[The DOC spans all media and areas of the net these days. There are tons of apps from offering support to helping keep better records to calculating carb ratios! Do some research and you’ll soon have plenty to keep you busy!]
So really, these days? There’s no reason to feel alone in dealing with diabetes. The DOC has expanded and become invaluable to most all of us PWDs. I’ve only ever seen one person say connecting with other Ds hasn’t helped them. I agree that it makes me focus more on diabetes, but that’s never been a bad thing. The most important aspect of dealing with diabetes or any other chronic disease (or just LIFE, for that matter!) is having a positive attitude and knowing there’s always hope.
[Don’t get all offended! I think this is kinda funny. I’m pretty sure this comes from Anthony’s group called “Duck Fiabetes”. You might as well, laugh, right? You can Google this one, too.]
If you lose that, you’ve kinda lost the battle anyhow, which is why we need each other! What’s YOUR experience with the DOC been like? How did you find it and how long have you been a part of it? What do you feel it’s done for you and your management of diabetes? Do you have suggestions to improve the DOC?? What other diabetes blogs do you read?

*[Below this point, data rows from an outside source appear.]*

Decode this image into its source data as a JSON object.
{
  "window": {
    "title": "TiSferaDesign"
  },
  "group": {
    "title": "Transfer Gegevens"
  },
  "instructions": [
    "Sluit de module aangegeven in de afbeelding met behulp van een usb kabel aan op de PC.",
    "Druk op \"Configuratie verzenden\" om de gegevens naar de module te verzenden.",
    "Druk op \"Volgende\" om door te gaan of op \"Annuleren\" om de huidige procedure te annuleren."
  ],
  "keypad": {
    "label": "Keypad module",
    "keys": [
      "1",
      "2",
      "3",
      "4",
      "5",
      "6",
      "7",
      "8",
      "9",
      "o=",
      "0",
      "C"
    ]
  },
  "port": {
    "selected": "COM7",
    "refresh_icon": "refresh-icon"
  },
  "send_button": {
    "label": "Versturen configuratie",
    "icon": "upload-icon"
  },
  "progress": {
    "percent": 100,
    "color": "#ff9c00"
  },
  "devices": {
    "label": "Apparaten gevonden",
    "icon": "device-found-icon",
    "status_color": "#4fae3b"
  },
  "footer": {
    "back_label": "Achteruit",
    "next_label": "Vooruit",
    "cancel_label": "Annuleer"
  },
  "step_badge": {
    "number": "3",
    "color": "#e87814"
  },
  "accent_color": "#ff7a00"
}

Let’s talk! Diabetes support doesn’t have to (nor should it!) only come from other diabetics. That’s what I try to do here…educate everyone about living with diabetes! The more we understand, the better off we will ALL be!